Suzuki will take a massive step forward with the 2016 Suzuki GSX-R1000. 30-years after Suzuki established a new sportsbike standard with the now iconic GSX-R750, they look set to reach another milestone in the development of sportsbikes with their 2016 Suzuki GSX-R1000.
Rumors from Japan have pointed to a new motorcycle being in development for some time, but some in the motorcycle press are now certain that key patent applications claiming to detail elements of Suzuki's GSX-RR MotoGP bike actually relate to what will become the Suzuki GSX-R1000 L7.
A decade has passed since Suzuki released the now legendary GSX-R1000 K5, which achieved an unprecedented balance between road and track ability. And all the rhetoric from the factory suggests that the firm is no less committed to this delicate balancing act today. At the heart of the new Suzuki GSX-R1000 will be a revolutionary new engine boasting variable valve timing – a first on a pure superbike. Patents confirm the system is no clone of other firms' VVT efforts, but uses a variable inlet valve timing and lift system, featuring an intake camshaft with multiple cam profiles. The cam profiles are altered by sliding the lobes sideways along the shaft itself, enabling the engine to react to rpm and rider input, delivering optimal power and torque throughout the rev range.
This isn't a ploy to detract from a lack of power either. Indications suggest the new engine will produce around 200 horsepower. It will probably not go over 200 horsepower due to a 'gentleman's agreement' between the big four Japanese manufacturers (although Kawasaki broke the rules with their Ninja H2).
Rather than join Kawasaki in busting the 200 horsepower ceiling, Suzuki are more likely to chase improvements in overall balance by reducing the kerb weight to under 200 kilograms, sticking to the GSX-R1000 K5's ethos of developing the best handling superbike on the market.
Electronic aids are certain to get a boost. Bosch's 'cornering ABS' system is almost guaranteed, while Suzuki have long championed rider modes, and are sure to increase the range and remit of these to work with the new VVT engine.
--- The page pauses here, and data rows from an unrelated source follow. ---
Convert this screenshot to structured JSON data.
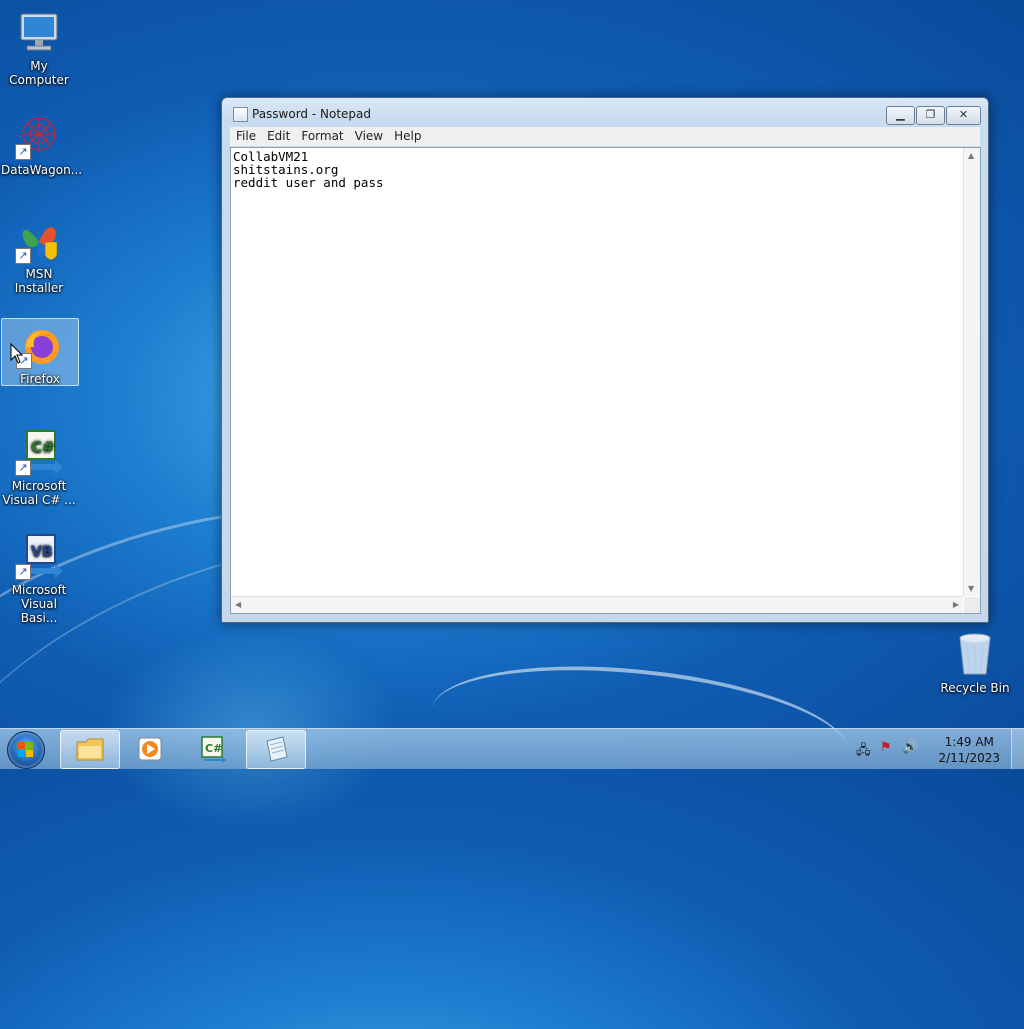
{
  "desktop": {
    "icons": [
      {
        "label": "My Computer"
      },
      {
        "label": "DataWagon..."
      },
      {
        "label": "MSN Installer"
      },
      {
        "label": "Firefox"
      },
      {
        "label": "Microsoft Visual C# ..."
      },
      {
        "label": "Microsoft Visual Basi..."
      }
    ],
    "recycle_bin": {
      "label": "Recycle Bin"
    }
  },
  "notepad": {
    "title": "Password - Notepad",
    "menu": [
      "File",
      "Edit",
      "Format",
      "View",
      "Help"
    ],
    "content": "CollabVM21\nshitstains.org\nreddit user and pass"
  },
  "taskbar": {
    "clock_time": "1:49 AM",
    "clock_date": "2/11/2023"
  },
  "colors": {
    "desktop_blue": "#1e7fd0",
    "taskbar": "#a9cbe8"
  }
}
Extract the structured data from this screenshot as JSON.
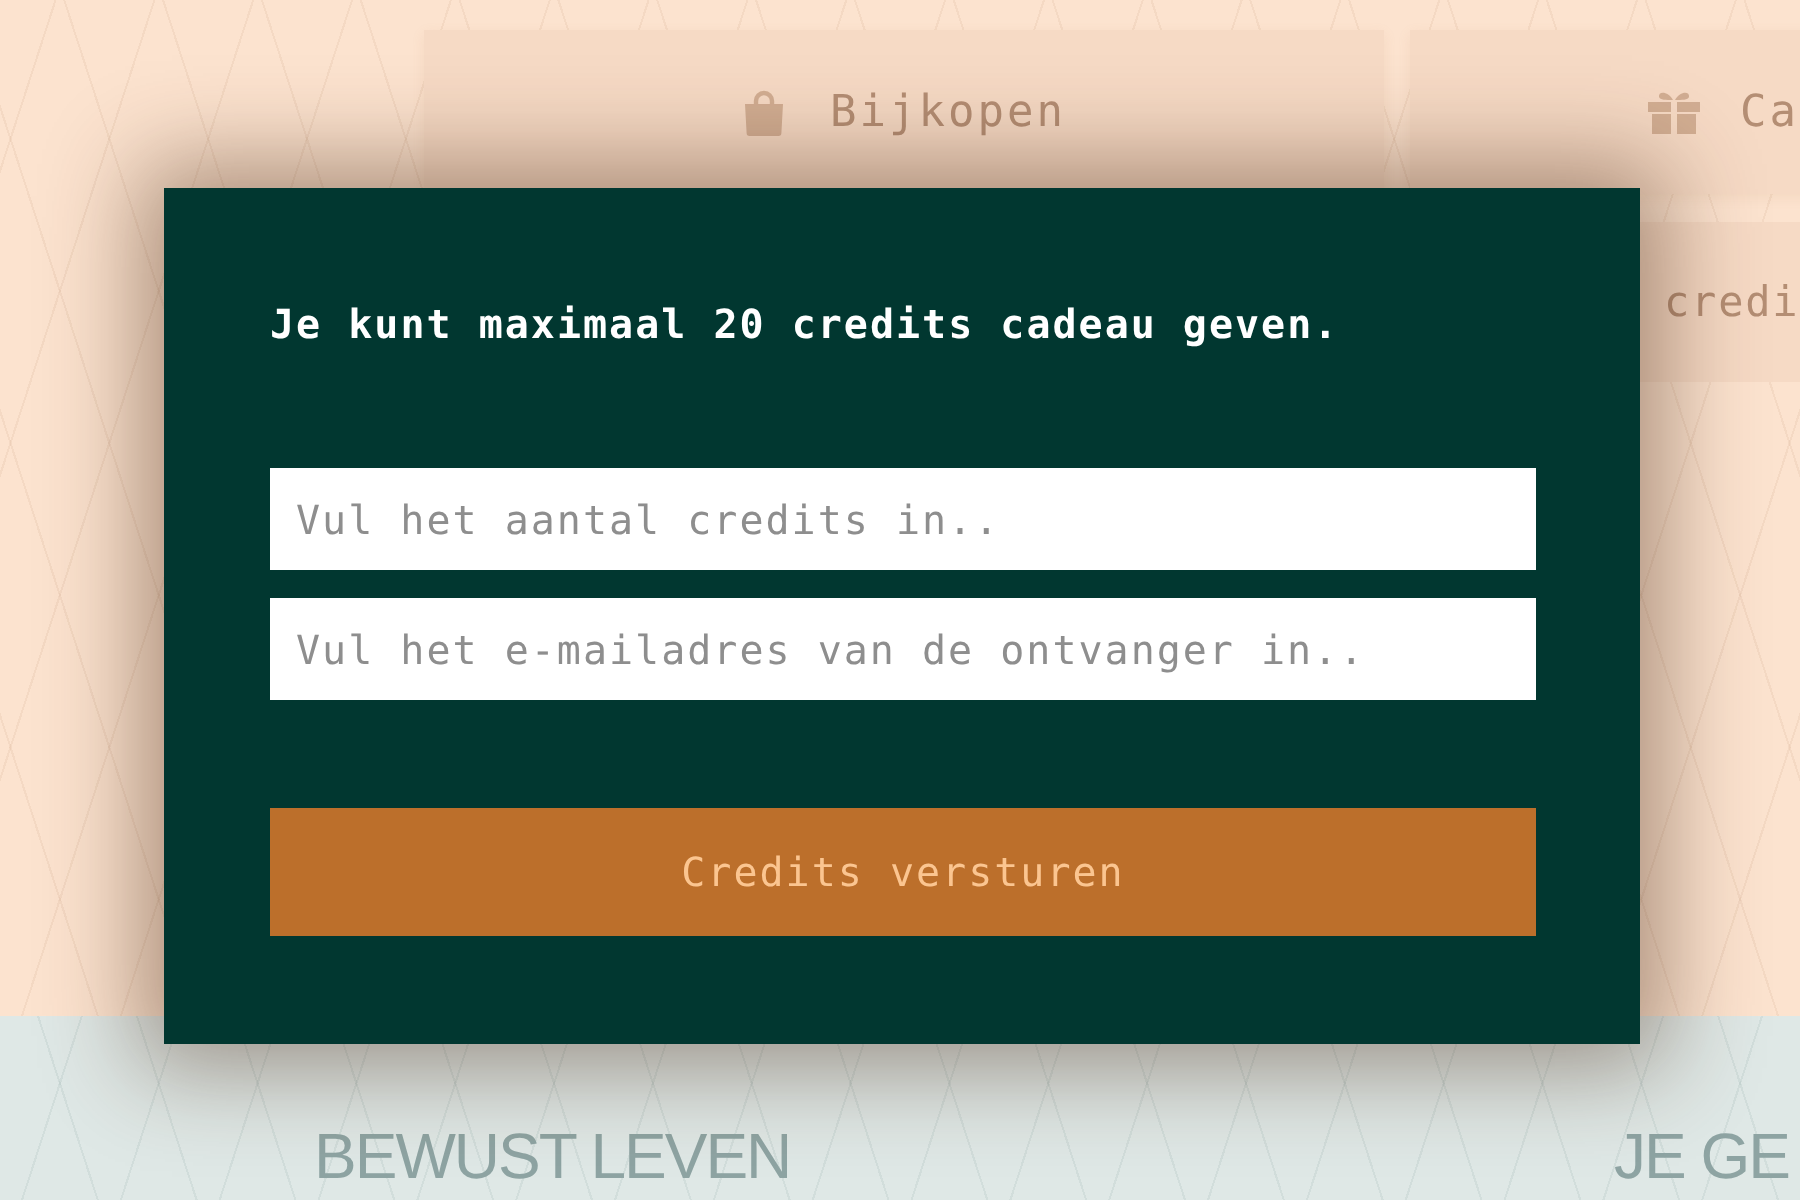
{
  "background": {
    "tabs": [
      {
        "kind": "bag",
        "label": "Bijkopen"
      },
      {
        "kind": "gift",
        "label": "Ca"
      }
    ],
    "card_text": "credi",
    "headings": [
      "BEWUST LEVEN",
      "JE GE"
    ]
  },
  "dialog": {
    "message": "Je kunt maximaal 20 credits cadeau geven.",
    "fields": [
      {
        "placeholder": "Vul het aantal credits in.."
      },
      {
        "placeholder": "Vul het e-mailadres van de ontvanger in.."
      }
    ],
    "submit_button": "Credits versturen"
  }
}
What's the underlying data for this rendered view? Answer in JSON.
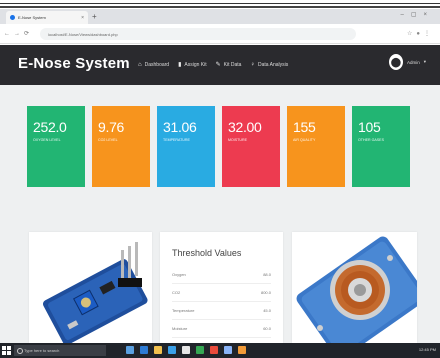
{
  "browser": {
    "tab_title": "E-Nose System",
    "url": "localhost/E-Nose/Views/dashboard.php"
  },
  "app": {
    "brand": "E-Nose System",
    "menu": [
      {
        "label": "Dashboard",
        "icon": "home-icon"
      },
      {
        "label": "Assign Kit",
        "icon": "bookmark-icon"
      },
      {
        "label": "Kit Data",
        "icon": "pin-icon"
      },
      {
        "label": "Data Analysis",
        "icon": "lightbulb-icon"
      }
    ],
    "user": "Admin"
  },
  "cards": [
    {
      "value": "252.0",
      "label": "OXYGEN LEVEL",
      "color": "#22b573"
    },
    {
      "value": "9.76",
      "label": "CO2 LEVEL",
      "color": "#f7941d"
    },
    {
      "value": "31.06",
      "label": "TEMPERATURE",
      "color": "#29abe2"
    },
    {
      "value": "32.00",
      "label": "MOISTURE",
      "color": "#ed3b50"
    },
    {
      "value": "155",
      "label": "AIR QUALITY",
      "color": "#f7941d"
    },
    {
      "value": "105",
      "label": "OTHER GASES",
      "color": "#22b573"
    }
  ],
  "threshold": {
    "title": "Threshold Values",
    "rows": [
      {
        "name": "Oxygen",
        "value": "88.0"
      },
      {
        "name": "CO2",
        "value": "800.0"
      },
      {
        "name": "Temperature",
        "value": "45.0"
      },
      {
        "name": "Moisture",
        "value": "60.0"
      }
    ]
  },
  "taskbar": {
    "search_placeholder": "Type here to search",
    "tray_time": "12:45 PM"
  }
}
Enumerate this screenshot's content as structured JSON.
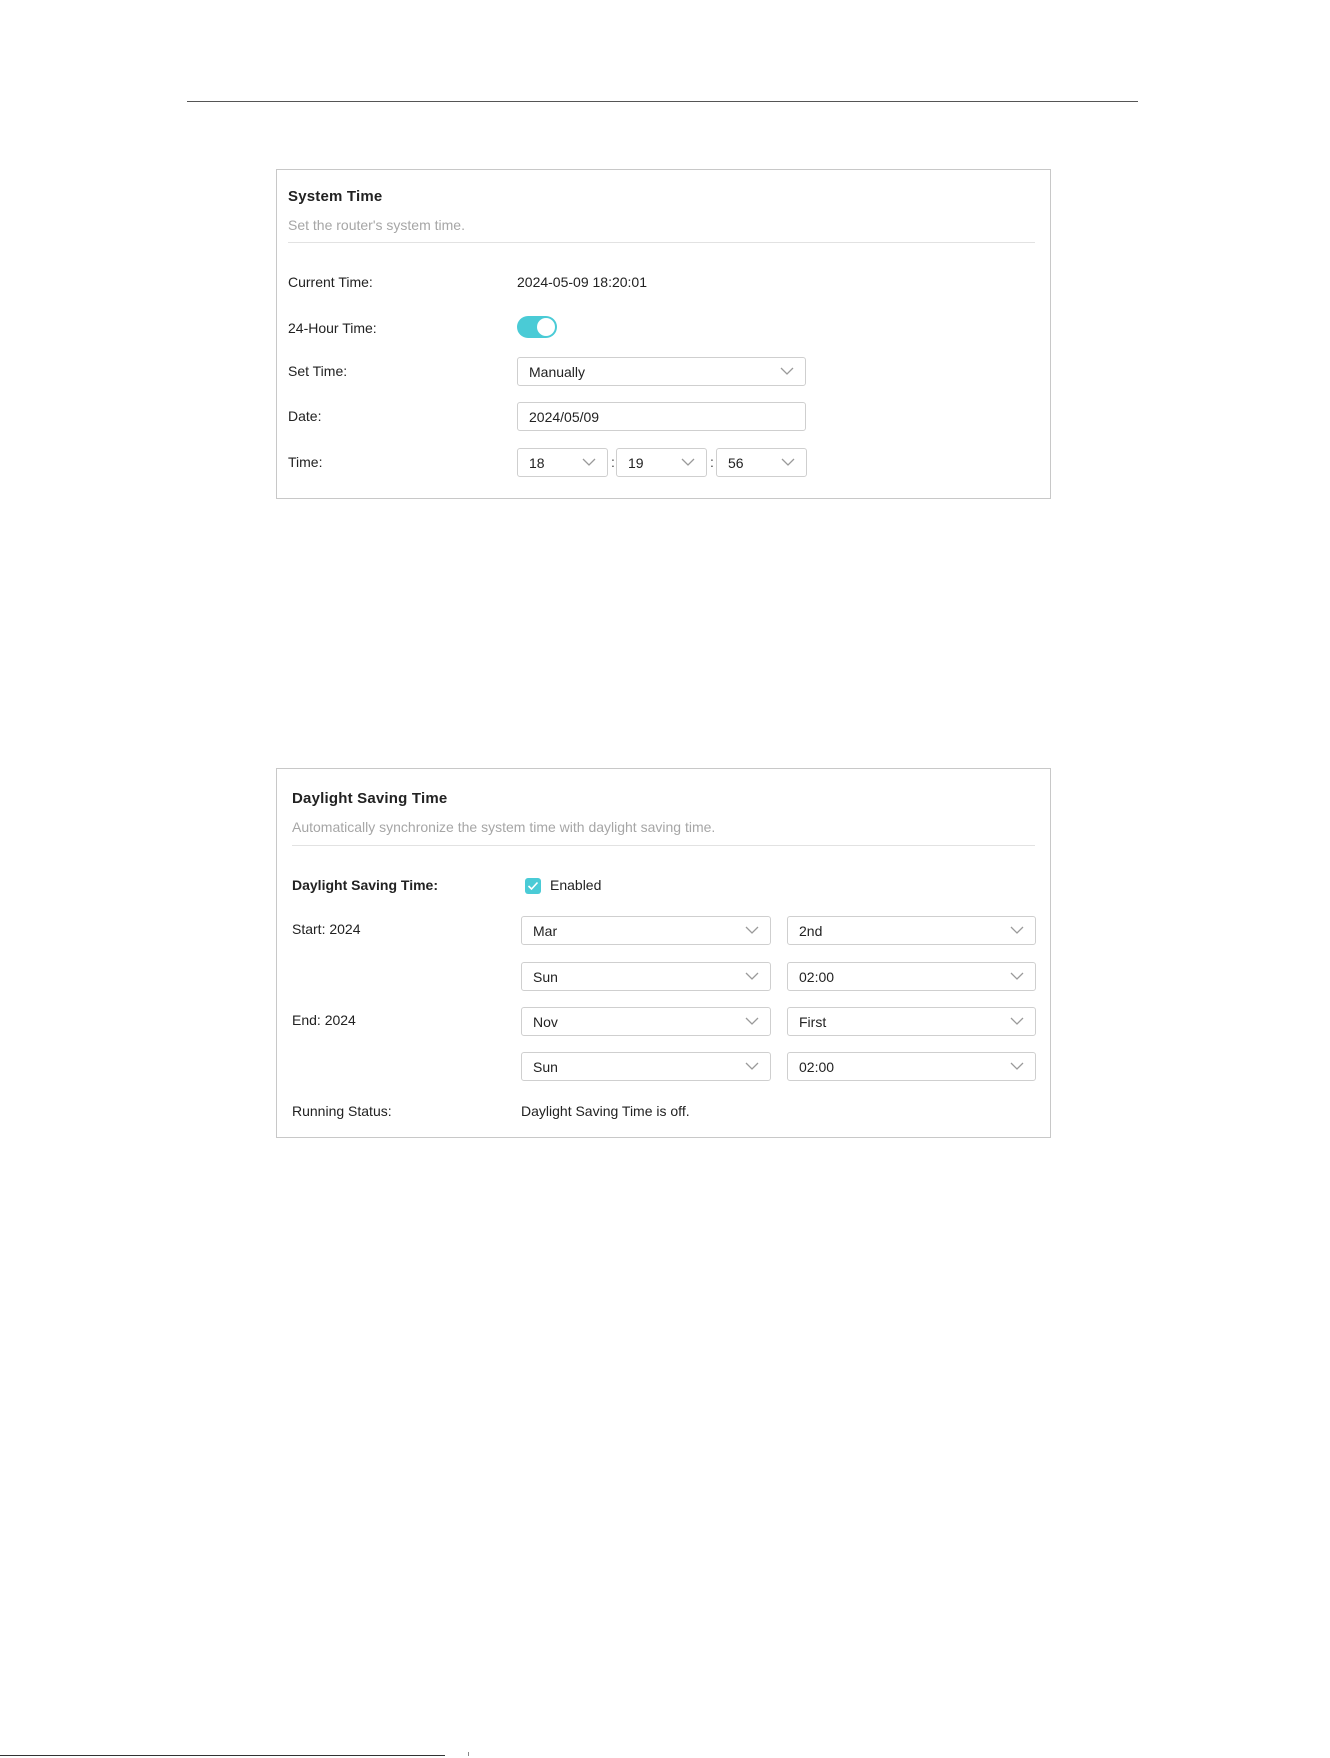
{
  "colors": {
    "accent": "#4acbd6",
    "border": "#c8c8c8",
    "muted_text": "#a6a6a6"
  },
  "system_time": {
    "title": "System Time",
    "description": "Set the router's system time.",
    "current_time_label": "Current Time:",
    "current_time_value": "2024-05-09 18:20:01",
    "hour24_label": "24-Hour Time:",
    "hour24_enabled": true,
    "set_time_label": "Set Time:",
    "set_time_value": "Manually",
    "date_label": "Date:",
    "date_value": "2024/05/09",
    "time_label": "Time:",
    "hour_value": "18",
    "minute_value": "19",
    "second_value": "56",
    "time_separator": ":"
  },
  "dst": {
    "title": "Daylight Saving Time",
    "description": "Automatically synchronize the system time with daylight saving time.",
    "enable_label": "Daylight Saving Time:",
    "enabled_text": "Enabled",
    "enabled": true,
    "start_label": "Start: 2024",
    "start_month": "Mar",
    "start_week": "2nd",
    "start_day": "Sun",
    "start_time": "02:00",
    "end_label": "End: 2024",
    "end_month": "Nov",
    "end_week": "First",
    "end_day": "Sun",
    "end_time": "02:00",
    "running_status_label": "Running Status:",
    "running_status_value": "Daylight Saving Time is off."
  },
  "icons": {
    "dropdown": "chevron-down-icon",
    "toggle": "toggle-switch",
    "check": "check-icon"
  }
}
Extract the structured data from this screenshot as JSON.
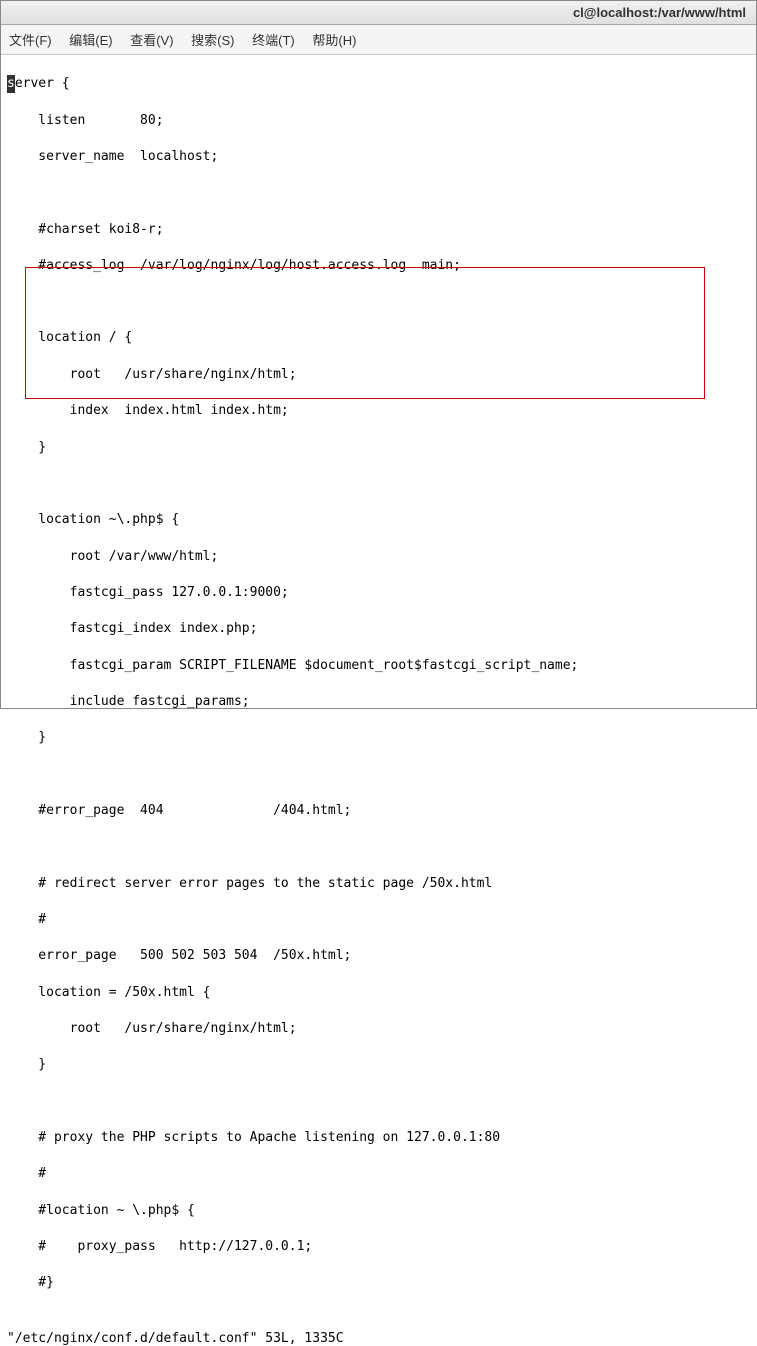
{
  "window": {
    "title": "cl@localhost:/var/www/html"
  },
  "menu": {
    "file": "文件(F)",
    "edit": "编辑(E)",
    "view": "查看(V)",
    "search": "搜索(S)",
    "terminal": "终端(T)",
    "help": "帮助(H)"
  },
  "lines": {
    "l0a": "s",
    "l0b": "erver {",
    "l1": "    listen       80;",
    "l2": "    server_name  localhost;",
    "l3": "",
    "l4": "    #charset koi8-r;",
    "l5": "    #access_log  /var/log/nginx/log/host.access.log  main;",
    "l6": "",
    "l7": "    location / {",
    "l8": "        root   /usr/share/nginx/html;",
    "l9": "        index  index.html index.htm;",
    "l10": "    }",
    "l11": "",
    "l12": "    location ~\\.php$ {",
    "l13": "        root /var/www/html;",
    "l14": "        fastcgi_pass 127.0.0.1:9000;",
    "l15": "        fastcgi_index index.php;",
    "l16": "        fastcgi_param SCRIPT_FILENAME $document_root$fastcgi_script_name;",
    "l17": "        include fastcgi_params;",
    "l18": "    }",
    "l19": "",
    "l20": "    #error_page  404              /404.html;",
    "l21": "",
    "l22": "    # redirect server error pages to the static page /50x.html",
    "l23": "    #",
    "l24": "    error_page   500 502 503 504  /50x.html;",
    "l25": "    location = /50x.html {",
    "l26": "        root   /usr/share/nginx/html;",
    "l27": "    }",
    "l28": "",
    "l29": "    # proxy the PHP scripts to Apache listening on 127.0.0.1:80",
    "l30": "    #",
    "l31": "    #location ~ \\.php$ {",
    "l32": "    #    proxy_pass   http://127.0.0.1;",
    "l33": "    #}"
  },
  "status": "\"/etc/nginx/conf.d/default.conf\" 53L, 1335C"
}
With the V-Strom 1000 and new GSX-S1000 dueo sporting traction control, it's certain that an evolved package – most likely developed on the MotoGP bike – will make its way on the Suzuki GSX-R1000 L7.
What is less clear is whether Suzuki will pursue semi-active suspension or Bosch's Inertial Measurement Unit (already in use on the new Yamaha YZF-R1 and Ducati 1299 Panigale). Suzuki's mantras of affordability and inherent handling stability seem to suggest engineering excellence is preferred over electronic intervention.Tag: SuzukiGSX-R10001000ccInline-FourSportsbike2016MotoGP